Description of the task: The count of lines with the string "label" in the material is all that should be returned.

The input:
-------------------------

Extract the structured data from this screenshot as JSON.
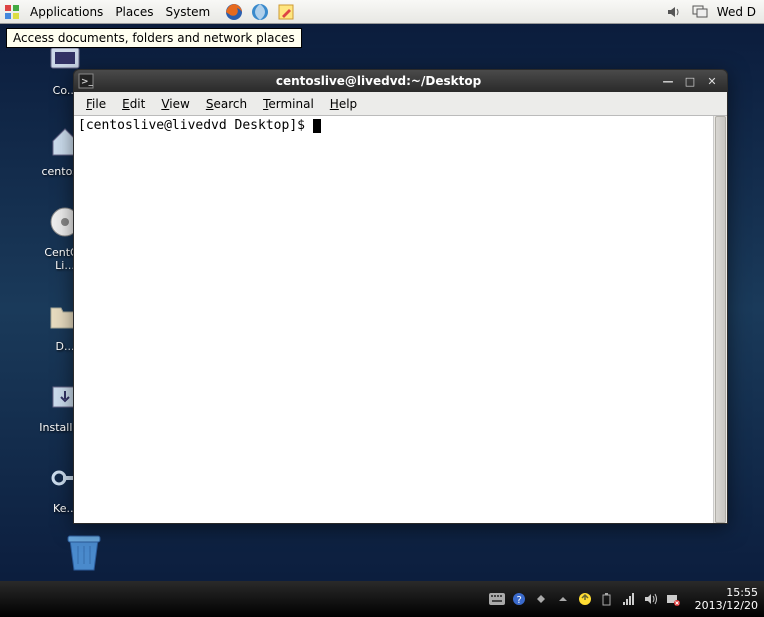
{
  "top_panel": {
    "menus": [
      "Applications",
      "Places",
      "System"
    ],
    "clock": "Wed D"
  },
  "tooltip": "Access documents, folders and network places",
  "desktop_icons": [
    {
      "label": "Co..."
    },
    {
      "label": "centos..."
    },
    {
      "label": "CentOS\nLi..."
    },
    {
      "label": "D..."
    },
    {
      "label": "Install t..."
    },
    {
      "label": "Ke..."
    }
  ],
  "terminal": {
    "title": "centoslive@livedvd:~/Desktop",
    "menubar": [
      {
        "u": "F",
        "rest": "ile"
      },
      {
        "u": "E",
        "rest": "dit"
      },
      {
        "u": "V",
        "rest": "iew"
      },
      {
        "u": "S",
        "rest": "earch"
      },
      {
        "u": "T",
        "rest": "erminal"
      },
      {
        "u": "H",
        "rest": "elp"
      }
    ],
    "prompt": "[centoslive@livedvd Desktop]$ "
  },
  "bottom_panel": {
    "time": "15:55",
    "date": "2013/12/20"
  }
}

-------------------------

Output: 6